Give the number of lines in the entries below that contain "Variables". Write nothing besides it.

________________________

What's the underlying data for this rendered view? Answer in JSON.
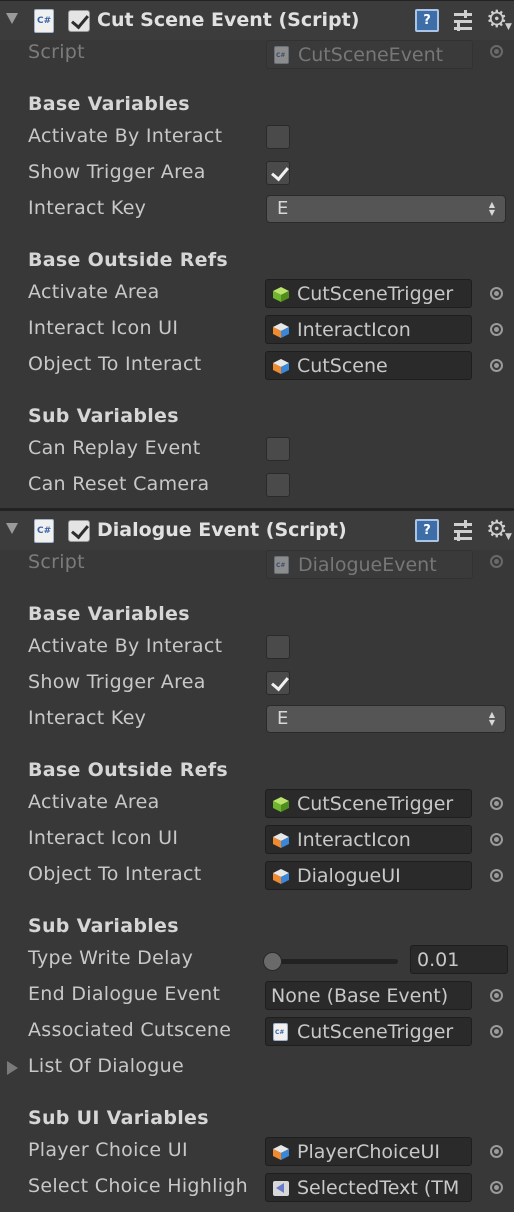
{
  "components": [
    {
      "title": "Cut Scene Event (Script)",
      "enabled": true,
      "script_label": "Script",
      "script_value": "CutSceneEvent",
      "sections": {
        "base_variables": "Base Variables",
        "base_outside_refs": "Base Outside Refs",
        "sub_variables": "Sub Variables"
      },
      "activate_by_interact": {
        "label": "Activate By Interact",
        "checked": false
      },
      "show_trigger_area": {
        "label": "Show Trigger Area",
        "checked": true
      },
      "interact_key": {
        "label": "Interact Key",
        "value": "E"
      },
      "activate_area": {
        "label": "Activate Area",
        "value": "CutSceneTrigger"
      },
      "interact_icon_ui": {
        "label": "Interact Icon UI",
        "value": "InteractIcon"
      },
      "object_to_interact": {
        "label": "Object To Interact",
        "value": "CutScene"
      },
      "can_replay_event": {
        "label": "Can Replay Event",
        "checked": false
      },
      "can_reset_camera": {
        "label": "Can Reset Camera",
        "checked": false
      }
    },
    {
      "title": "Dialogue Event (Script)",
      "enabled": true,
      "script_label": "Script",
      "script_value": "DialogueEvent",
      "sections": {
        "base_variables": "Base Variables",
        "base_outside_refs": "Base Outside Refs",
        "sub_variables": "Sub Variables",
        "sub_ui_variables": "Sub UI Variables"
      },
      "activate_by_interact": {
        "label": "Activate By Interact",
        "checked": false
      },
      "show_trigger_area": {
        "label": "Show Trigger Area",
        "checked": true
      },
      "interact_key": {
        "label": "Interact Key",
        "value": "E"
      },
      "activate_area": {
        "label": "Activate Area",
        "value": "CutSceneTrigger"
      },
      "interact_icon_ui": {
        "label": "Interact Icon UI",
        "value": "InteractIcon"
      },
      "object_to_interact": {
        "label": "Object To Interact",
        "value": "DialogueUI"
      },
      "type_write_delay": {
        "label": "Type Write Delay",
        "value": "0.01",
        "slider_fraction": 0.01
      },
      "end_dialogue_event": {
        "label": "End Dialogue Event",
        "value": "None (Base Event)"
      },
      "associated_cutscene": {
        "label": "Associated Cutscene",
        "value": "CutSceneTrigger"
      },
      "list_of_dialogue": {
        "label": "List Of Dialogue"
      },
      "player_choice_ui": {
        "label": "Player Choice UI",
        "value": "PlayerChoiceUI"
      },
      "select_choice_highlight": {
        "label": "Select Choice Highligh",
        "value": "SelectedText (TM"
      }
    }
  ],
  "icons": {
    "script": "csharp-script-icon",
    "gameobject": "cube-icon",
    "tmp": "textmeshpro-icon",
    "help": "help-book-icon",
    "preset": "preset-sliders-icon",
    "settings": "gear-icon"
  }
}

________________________

--- Result ---
5